Star Wars: Women of the Galaxy by Amy Ratcliffe and various artists
Published October 2018 by Chronicle Books
When I need courage, I’m bolstered by Leia’s no-nonsense attitude and optimism. When I need to speak so people will listen, I’m energised by Padme’s intelligence and commanding presence. When I need to find light in a dark situation, I’m encouraged by Rey’s unflinching kindness and deep strength.
The women of the Star Wars universe are a diverse galaxy of heroes and villains, renegades and rogues, caretakers and, sometimes, unscrupulous scum.
The women of the Star Wars galaxy drive its stories and saga forward at every level. This beautiful book profiles seventy-five fascinating and inspiring characters from across films, fiction, comics, animation and games. Featuring Leia Organa, Rey, Ahsoka Tano, Jyn Erso, Rose Tico, Maz Kanata, and many more — including characters from Solo: A Star Wars Story and Star Wars Resistance — Each character is explored through key story beats fresh insights and behind the scenes details from journalist-author Amy Ratcliffe and more than 100 all-new, incredible pieces of artwork from 18 talented female and non-binary artists.
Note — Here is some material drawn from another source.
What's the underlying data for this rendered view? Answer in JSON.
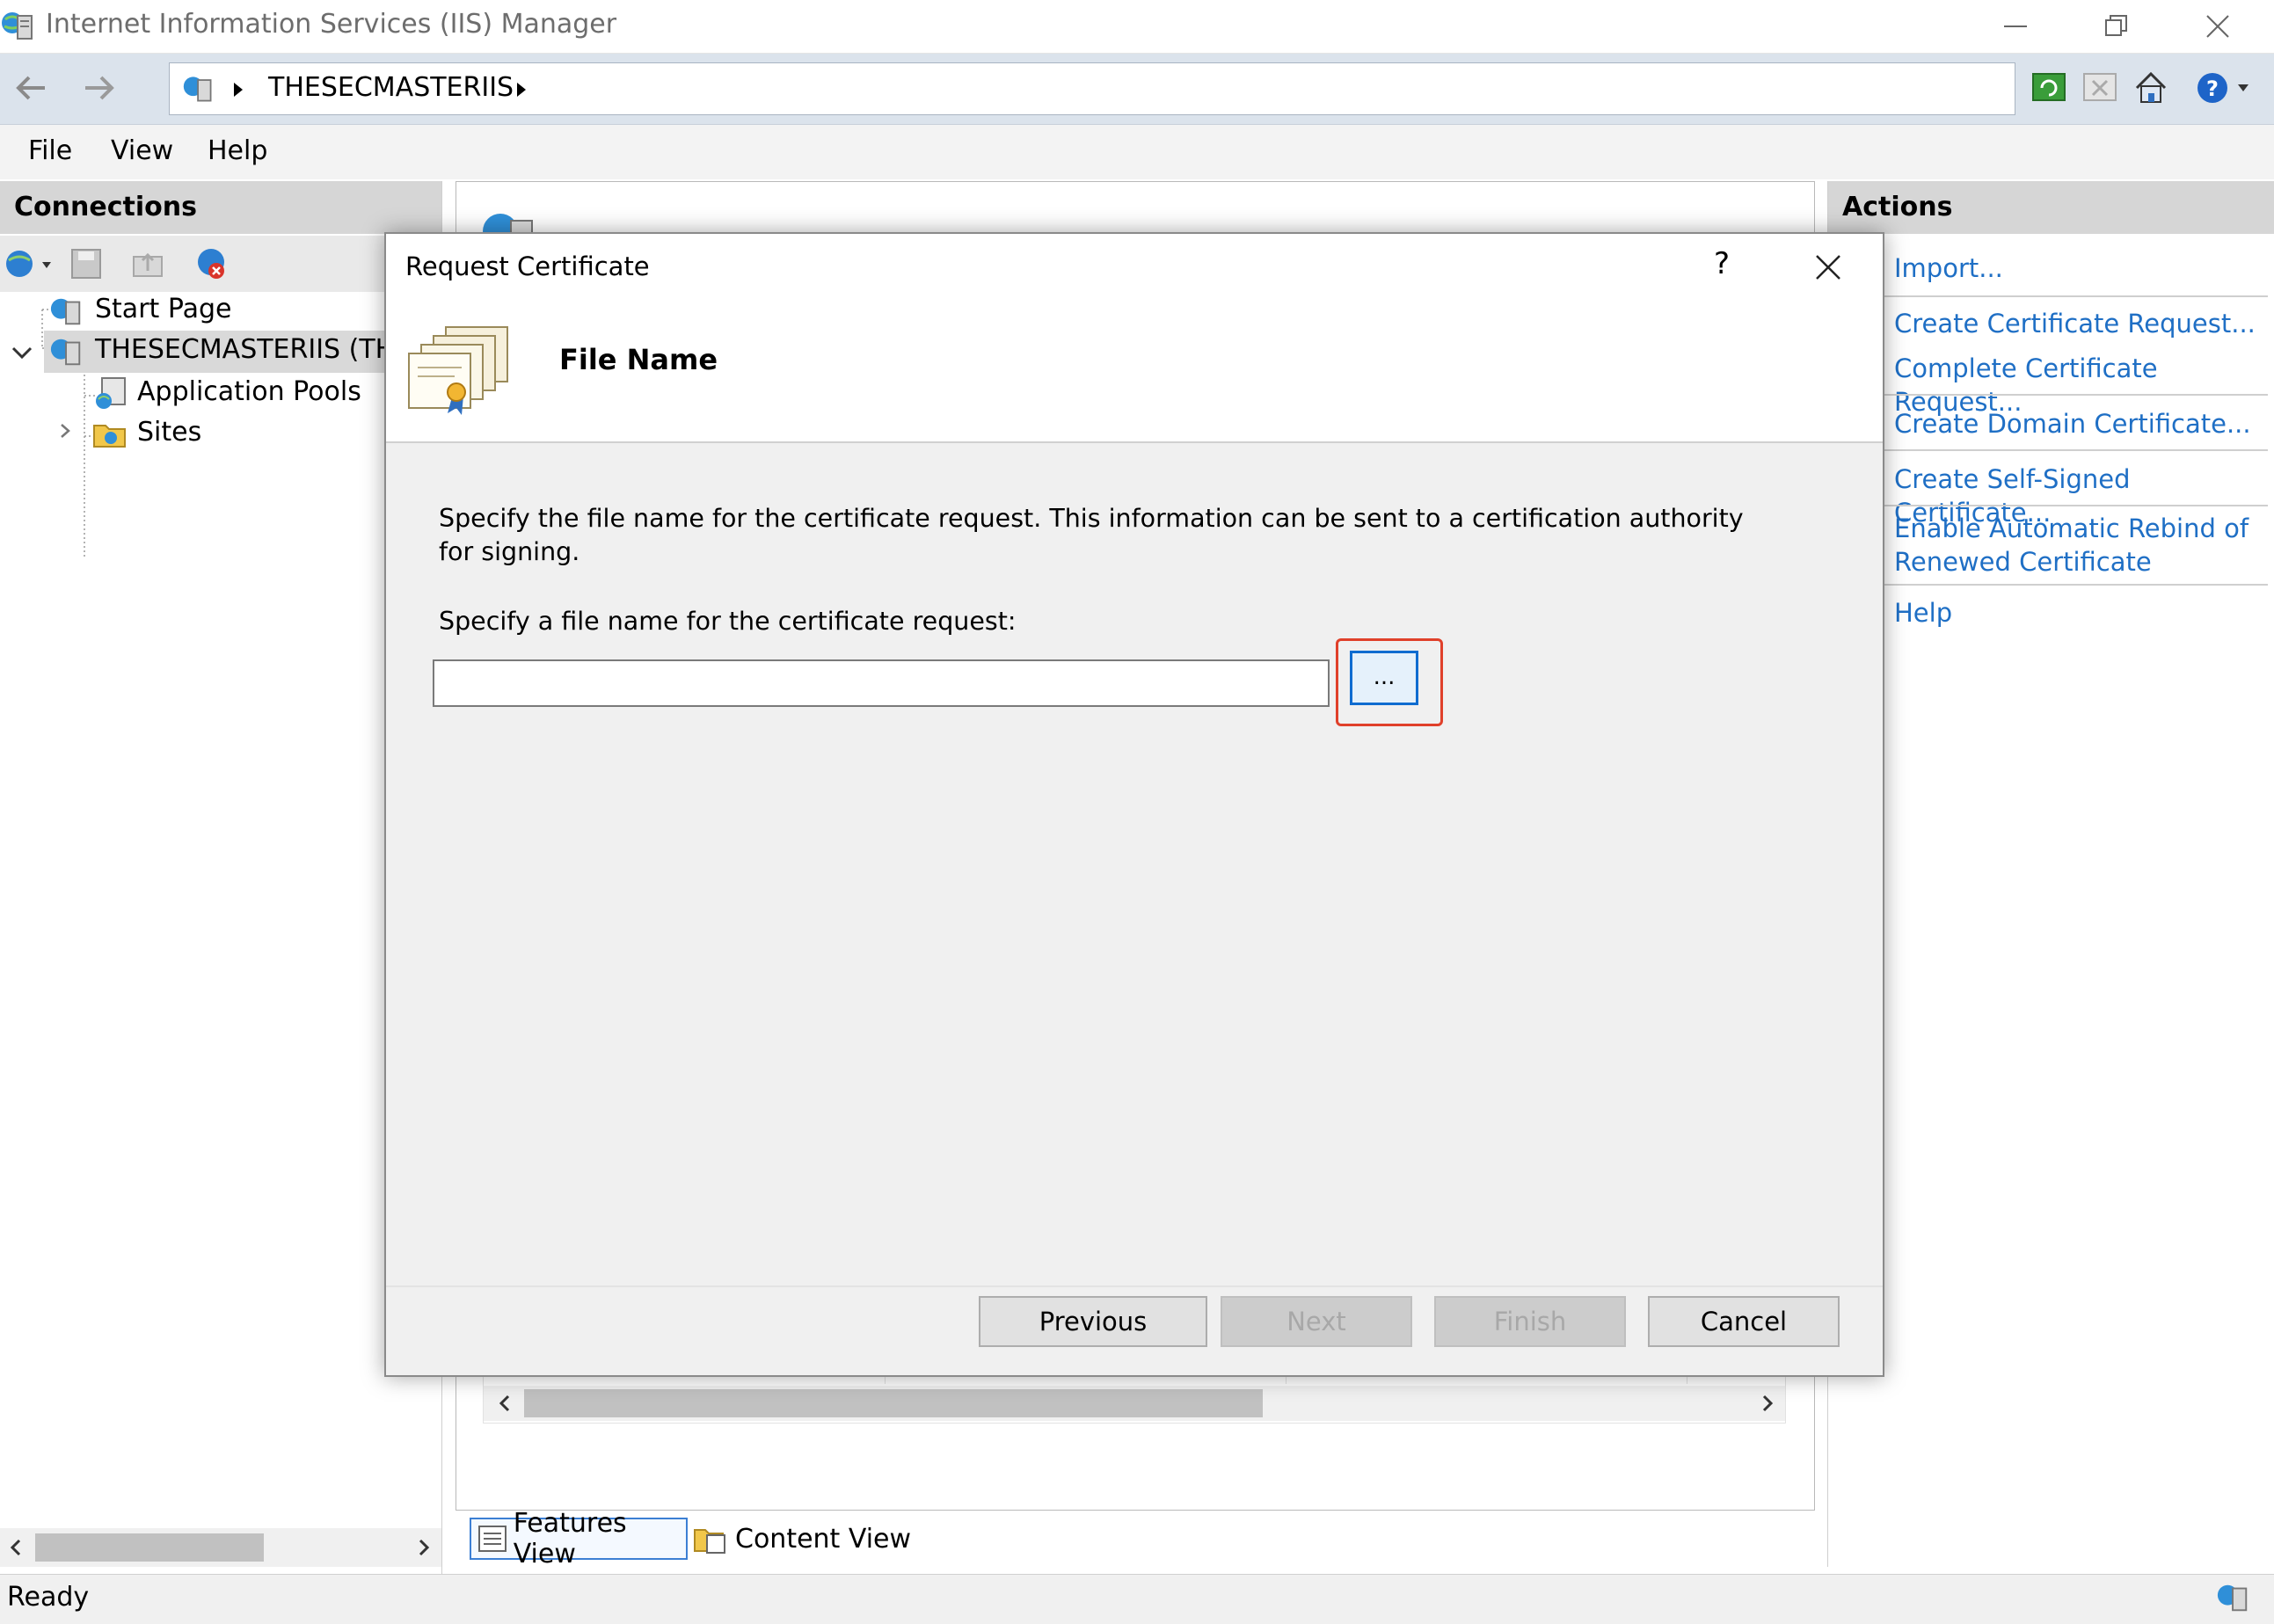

The amazing lineup of illustrators includes Alice X. Zhang, Amy Beth Christenson, Annie Stoll, Annie Wu, Christina Chung, Cryssy Cheung, Eli Baum, Elsa Charretier, Geneva B., Jen Aberin Johnson, Jen Bartel, Jenny Parks, Karen Hallion, Little Corvus, Sara Alfageeh, Sara Kipin, Sarah Wilkinson, and Viviane Tanner. Including Jen Bartel’s cover featuring a striking image of Rey. This book is an inspiring celebration of the characters that help create a galaxy far far away.
I had planned to open with an explanation about never having reviewed an art book before even though I own tons of them but upon spending hours upon hours engrossed in this gorgeous book (also, side note – art books have THE BEST new book smell) I realised this isn’t just an art book, it’s a beautiful, chronicle of information and inspiration, with even some of the characters who are considered lesser by some for their short amount of screen time or perceived value in the grand scheme of the Star Wars universe which even alone speaks volumes about this book because this to me, is a message in itself that everyone is important in their own way and deserves to have their stories told.
The art is obviously gorgeous and I really love that we get to see such a varying degree of art styles, techniques, perspectives and mediums used throughout the book, with some characters who have larger written pieces to encompass their deeds etc who have multiple illustrations from different artists which are fantastic to see and absolutely breathtaking.
The writing is interesting and delivers facts and story beats without sounding like just a list of accomplishments being rolled off, each fact or moment is explained well and with just enough detail and then often the consequences of certain actions and how it sometimes goes on to affect the future of the galaxy. If you haven’t seen and/or read every part of the current Star Wars universe there is a potential for spoilers here as mentioned it does include not just the films but the tv shows, books, comics and games.
Not only did I enjoy reading about some of my favourite characters I also learned a lot about ones I haven’t discovered yet as I’m still working my way through “The Clone Wars” tv show at the moment but this has only served to make me more determined to get through it as I’m looking forward to meeting so many of these interesting and sometimes intricate characters. In addition to learning about these new characters I found out a lot of new information about characters I already knew, I especially loved the background on Admiral Holdo from the Princess Leia book by Claudia Grey but even more than just collecting the information from some of the media I haven’t yet got around to there were facts from behind the series as well such as the fact that after seeing her on the front of one of the Star Wars comics, George Lucas decided, very late into post-production on Stars Wars: Attack of the Clones that he wanted to include Aayla Secura who became the films first Twi’lek to be featured in an action-heavy role, not only was she added in last minute but the person chosen to portray Aayla on screen was Amy Allen, production assistant at Industrial Light and Magic who had worked behind the scenes on films like Artificial Intelligence before working on a stage unit for Attack of the Clones. There are plenty more great nuggets of information even for some of the most well informed Star Wars fans out there.
I highly recommend this book to any fans of Star Wars, regardless of gender or knowledge level, its a fascinating and extremely interesting look into a wide range of characters from Jedi or Sith to Rebel or imperial, scavenger, senator or even librarian. There is absolutely something for everyone here and the excited, nervous wait I’ve had since finding out this book was being published feels very much worth it and will easily be a book I’ll be talking about for a long time to come and looking back at often as I take in more of the Star Wars universe.